10Willie Randolph65.5197519922210316546870.2760.3730.3510.724
11Craig Biggio65.119882007306066829111750.2810.3630.4330.796
12Chase Utley63.52003201617183672419520.2790.3630.4740.837
13Jackie Robinson61.51947195615182731377340.3110.4090.4740.883
14Robinson Cano58.720052016211946625810370.3070.3560.4960.852
15Joe Gordon57.11938195015302642539750.2680.3570.4660.822

That's not a bad group to be in the mix with. Some of his counting stats may not quite be what you'd see on the resume of other Hall of Famers, specifically his 1,718 career hits, which are 36th among second basemen. He also never won an MVP award, although he could have/should have won in 2006, 2007 or 2008.

But at a position that is not usually known for its power, Utley's 241 homers rank 10th all-time among second basemen, as does his .837 OPS. And while this final season with the Dodgers has helped with some of those counting statistics, it's his peak that truly puts his greatness into perspective.

From 2005 to 2009, Utley had at a WAR of at least 7.0 in each of those seasons. The other second basemen to do that are all in the Hall of Fame (Jackie Robinson, Ryne Sandberg, Charlie Gehringer, Joe Morgan, Nap Lajoie, Eddie Collins and Rogers Hornsby).

Utley averaged a slash line of .301/.388/.535 during that five-year peak, and only four other second basemen have slashed that in a season since Jackie Robinson broke the color barrier in 1947. And Utley's total rWAR from 2005 to 2009 (39.5) was bested only by Albert Pujols (44.5) at his absolute peak.

Utley is also one of the greatest base stealers in baseball history, and his elite defense at second base shouldn't be discounted, either.

These last few seasons won't compare to his peak, but the longer he's able to stay productive in Los Angeles, or wherever he happens to land next season, the more he'll be able to add to his counting stats. That will only help solidify his Hall of Fame case to the baseball writers, who have traditionally focused on the accumulation of numbers rather than WAR or peak years.

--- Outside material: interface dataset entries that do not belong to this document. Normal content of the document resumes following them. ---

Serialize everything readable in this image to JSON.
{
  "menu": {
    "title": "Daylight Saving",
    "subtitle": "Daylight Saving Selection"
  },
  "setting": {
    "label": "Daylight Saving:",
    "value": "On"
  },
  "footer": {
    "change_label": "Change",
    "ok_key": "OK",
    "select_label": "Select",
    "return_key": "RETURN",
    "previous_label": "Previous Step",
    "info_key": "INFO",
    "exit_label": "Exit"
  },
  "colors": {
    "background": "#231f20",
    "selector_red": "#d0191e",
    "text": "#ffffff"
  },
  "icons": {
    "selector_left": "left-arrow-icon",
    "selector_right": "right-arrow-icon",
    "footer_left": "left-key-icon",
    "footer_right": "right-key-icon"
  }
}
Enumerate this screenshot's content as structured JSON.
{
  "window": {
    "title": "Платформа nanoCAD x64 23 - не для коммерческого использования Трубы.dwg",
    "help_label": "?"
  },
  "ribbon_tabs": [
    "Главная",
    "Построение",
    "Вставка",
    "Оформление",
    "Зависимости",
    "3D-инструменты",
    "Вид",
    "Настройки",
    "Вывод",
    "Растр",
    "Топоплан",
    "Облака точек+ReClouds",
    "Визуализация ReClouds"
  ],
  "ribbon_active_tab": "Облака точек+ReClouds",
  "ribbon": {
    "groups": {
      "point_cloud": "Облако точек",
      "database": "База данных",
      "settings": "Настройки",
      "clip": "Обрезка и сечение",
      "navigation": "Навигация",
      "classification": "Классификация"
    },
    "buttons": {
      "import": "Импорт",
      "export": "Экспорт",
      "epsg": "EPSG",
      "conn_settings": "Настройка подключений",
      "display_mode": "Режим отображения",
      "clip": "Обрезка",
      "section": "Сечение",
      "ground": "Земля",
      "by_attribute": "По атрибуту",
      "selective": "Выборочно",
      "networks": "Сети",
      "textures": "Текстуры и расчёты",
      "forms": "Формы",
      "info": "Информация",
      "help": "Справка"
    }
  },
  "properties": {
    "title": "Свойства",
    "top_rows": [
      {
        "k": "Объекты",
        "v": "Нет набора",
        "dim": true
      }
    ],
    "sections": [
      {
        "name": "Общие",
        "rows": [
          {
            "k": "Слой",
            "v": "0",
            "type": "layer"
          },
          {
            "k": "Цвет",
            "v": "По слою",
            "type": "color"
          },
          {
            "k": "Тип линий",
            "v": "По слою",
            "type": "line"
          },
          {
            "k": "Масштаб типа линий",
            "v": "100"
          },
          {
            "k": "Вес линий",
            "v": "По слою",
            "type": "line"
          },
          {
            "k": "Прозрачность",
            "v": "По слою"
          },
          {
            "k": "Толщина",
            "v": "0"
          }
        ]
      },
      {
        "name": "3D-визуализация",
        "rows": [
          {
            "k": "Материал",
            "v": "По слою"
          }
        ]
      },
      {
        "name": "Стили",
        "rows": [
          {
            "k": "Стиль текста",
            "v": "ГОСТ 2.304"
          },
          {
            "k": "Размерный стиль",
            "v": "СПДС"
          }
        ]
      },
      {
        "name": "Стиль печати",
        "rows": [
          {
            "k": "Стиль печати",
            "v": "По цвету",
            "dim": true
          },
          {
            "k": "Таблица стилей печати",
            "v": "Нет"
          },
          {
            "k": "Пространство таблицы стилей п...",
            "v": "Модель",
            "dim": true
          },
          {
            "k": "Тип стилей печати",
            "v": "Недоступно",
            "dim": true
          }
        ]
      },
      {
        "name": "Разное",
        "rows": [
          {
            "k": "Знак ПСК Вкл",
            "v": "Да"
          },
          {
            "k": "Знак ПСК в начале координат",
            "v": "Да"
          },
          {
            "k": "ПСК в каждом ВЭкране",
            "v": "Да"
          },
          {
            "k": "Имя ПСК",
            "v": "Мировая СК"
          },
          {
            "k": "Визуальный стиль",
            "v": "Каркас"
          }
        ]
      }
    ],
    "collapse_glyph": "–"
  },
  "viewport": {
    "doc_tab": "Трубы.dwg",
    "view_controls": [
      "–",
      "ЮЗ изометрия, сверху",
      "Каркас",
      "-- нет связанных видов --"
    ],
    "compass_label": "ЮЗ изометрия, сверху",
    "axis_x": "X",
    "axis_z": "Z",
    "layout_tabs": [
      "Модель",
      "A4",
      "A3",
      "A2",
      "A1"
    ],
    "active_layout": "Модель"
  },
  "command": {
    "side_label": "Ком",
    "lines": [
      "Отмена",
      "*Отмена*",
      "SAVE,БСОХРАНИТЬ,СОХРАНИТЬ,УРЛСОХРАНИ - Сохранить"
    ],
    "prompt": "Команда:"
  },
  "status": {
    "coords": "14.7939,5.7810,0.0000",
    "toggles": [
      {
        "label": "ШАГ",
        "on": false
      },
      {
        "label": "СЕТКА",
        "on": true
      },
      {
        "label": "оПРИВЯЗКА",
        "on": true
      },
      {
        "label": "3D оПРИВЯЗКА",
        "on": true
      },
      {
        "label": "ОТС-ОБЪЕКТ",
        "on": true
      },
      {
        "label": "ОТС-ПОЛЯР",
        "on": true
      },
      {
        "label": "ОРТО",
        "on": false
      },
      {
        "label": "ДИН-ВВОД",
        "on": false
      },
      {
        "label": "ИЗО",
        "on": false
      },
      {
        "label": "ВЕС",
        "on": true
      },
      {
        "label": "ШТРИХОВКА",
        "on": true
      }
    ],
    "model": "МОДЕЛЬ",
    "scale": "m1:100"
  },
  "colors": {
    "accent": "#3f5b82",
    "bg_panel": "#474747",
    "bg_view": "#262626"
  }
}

With every six-hit game, Utley helps his Hall of Fame case just a little bit more.